With the decoder and smoke system removed from the locomotive boiler, I replaced their combined weight with stick-on weights (1-1/2 oz). There was room to install a speaker in the boiler, which would be the cat’s meow, but I did not want an extra pair of wires to make another connection at the tender. If I want I can revisit this easily at another time in the future.
Here is a summary of the work done to make her Fillmore-ready:
Engine & Tender Chassis
- All pickups and contacts cleaned and adjusted.
- All wheels cleaned and gauged, faces painted Grimy Black.
- Automatic Train Stop Receiver installed on leading truck, trailing wheel position (engineer’s side) – this is a 3D printed part designed by me and made by Shapeways.
- All trucks soda blasted, painted Engine Black, weathered: sprayed thinned Grimy Black, dry brushed Testors enamel Dark Gull Grey.
- Wheel bearing and rod journals have a drop of 10-wt Nano oil applied, gear box has Nano-grease.

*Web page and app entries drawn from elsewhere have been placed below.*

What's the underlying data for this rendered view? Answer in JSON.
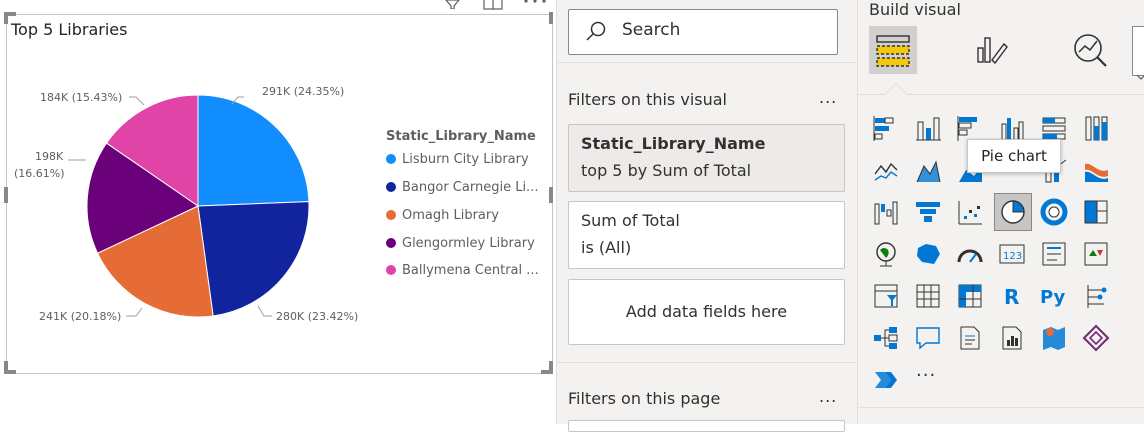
{
  "visual": {
    "title": "Top 5 Libraries",
    "legend_title": "Static_Library_Name",
    "legend_items": [
      {
        "label": "Lisburn City Library",
        "color": "#118dff"
      },
      {
        "label": "Bangor Carnegie Li...",
        "color": "#12239e"
      },
      {
        "label": "Omagh Library",
        "color": "#e66c37"
      },
      {
        "label": "Glengormley Library",
        "color": "#6b007b"
      },
      {
        "label": "Ballymena Central ...",
        "color": "#e044a7"
      }
    ],
    "labels": {
      "lisburn": "291K (24.35%)",
      "bangor": "280K (23.42%)",
      "omagh": "241K (20.18%)",
      "glen_1": "198K",
      "glen_2": "(16.61%)",
      "bally": "184K (15.43%)"
    }
  },
  "chart_data": {
    "type": "pie",
    "title": "Top 5 Libraries",
    "legend_title": "Static_Library_Name",
    "legend_placement": "right",
    "slices": [
      {
        "name": "Lisburn City Library",
        "value": 291,
        "percent": 24.35,
        "label": "291K (24.35%)",
        "color": "#118dff"
      },
      {
        "name": "Bangor Carnegie Library",
        "value": 280,
        "percent": 23.42,
        "label": "280K (23.42%)",
        "color": "#12239e"
      },
      {
        "name": "Omagh Library",
        "value": 241,
        "percent": 20.18,
        "label": "241K (20.18%)",
        "color": "#e66c37"
      },
      {
        "name": "Glengormley Library",
        "value": 198,
        "percent": 16.61,
        "label": "198K (16.61%)",
        "color": "#6b007b"
      },
      {
        "name": "Ballymena Central Library",
        "value": 184,
        "percent": 15.43,
        "label": "184K (15.43%)",
        "color": "#e044a7"
      }
    ]
  },
  "filters": {
    "search_label": "Search",
    "on_visual": "Filters on this visual",
    "more": "...",
    "card1_title": "Static_Library_Name",
    "card1_sub": "top 5 by Sum of Total",
    "card2_title": "Sum of Total",
    "card2_sub": "is (All)",
    "add_fields": "Add data fields here",
    "on_page": "Filters on this page",
    "more2": "..."
  },
  "build": {
    "title": "Build visual",
    "tooltip": "Pie chart",
    "more": "...",
    "r_label": "R",
    "py_label": "Py",
    "kpi_label": "123"
  },
  "colors": {
    "accent": "#f2c811",
    "chart_blue": "#118dff",
    "icon_blue": "#0078d4"
  }
}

- Pilot and tender truck wheel bearing faces have pencil lead lubrication applied inside the journal bores.
- Soundtraxx TSU-1000 Medium Steam Decoder installed.
- Factory speakers re-used.
- Factory LED’s re-used.
- Locomotive completely rewired.
- New locomotive-tender quick connectors: pick-ups and motor Soundtraxx 2-pin connectors (#810012), headlight is Miniatronics (#50-001) two-pin connector. Dots (Miniatronics) and added painted strips (Soundtraxx) on connector ends help ensure correct polarity when assembled.
- Cab back sheet below the deck plate has rectangular hole added for the quick connectors. This was done by drilling holes into the metal wall and then using a carbide ball cutter in my Dremel tool to clean it up. Similarly on the tender, the area below the deck plate is cut away. This was done with a cut-off wheel in my Dremel tool to slice either vertical end and the carbide ball cutter to hog out a horizontal line from the inside of the tender. Then with a pair of pliers I worked the section to be removed loose. Edges were smoothed with a small file.
Engine & Tender Detailing
- I used the factory drawbar which has a close coupling option, however I removed the rigid wires as they became redundant.
- The model came with a deck plate for the close-coupling option.
- Molding lines on locomotive and tender cleaned up with file and/or paper.
- Added Sergent Type F Tight Lock (#FC87K) coupler in a specially made box which includes two air hoses (see posting in CATEGORY: TECH – LOCOMOTIVES “TIGHT LOCK COUPLERS” for more info).
- The coal load is as-is from MTH.
Locomotive & Tender Finishing
- This model was weathered lightly with enamel black wash thinned with Varsol. Details very lightly dry brushed with Testors enamel Dark Gull Grey.
- An application of acrylic flat clear was airbrushed to produce a dusty effect.
In JMRI DecoderPro, I simply copied the decoder settings for a BLI J1 Hudson to this model. The only adjustment made was to the chuff rate. She runs and sounds excellent.
This is definitely an eye catching model when compared to the usual steam power found down at the old roundhouse.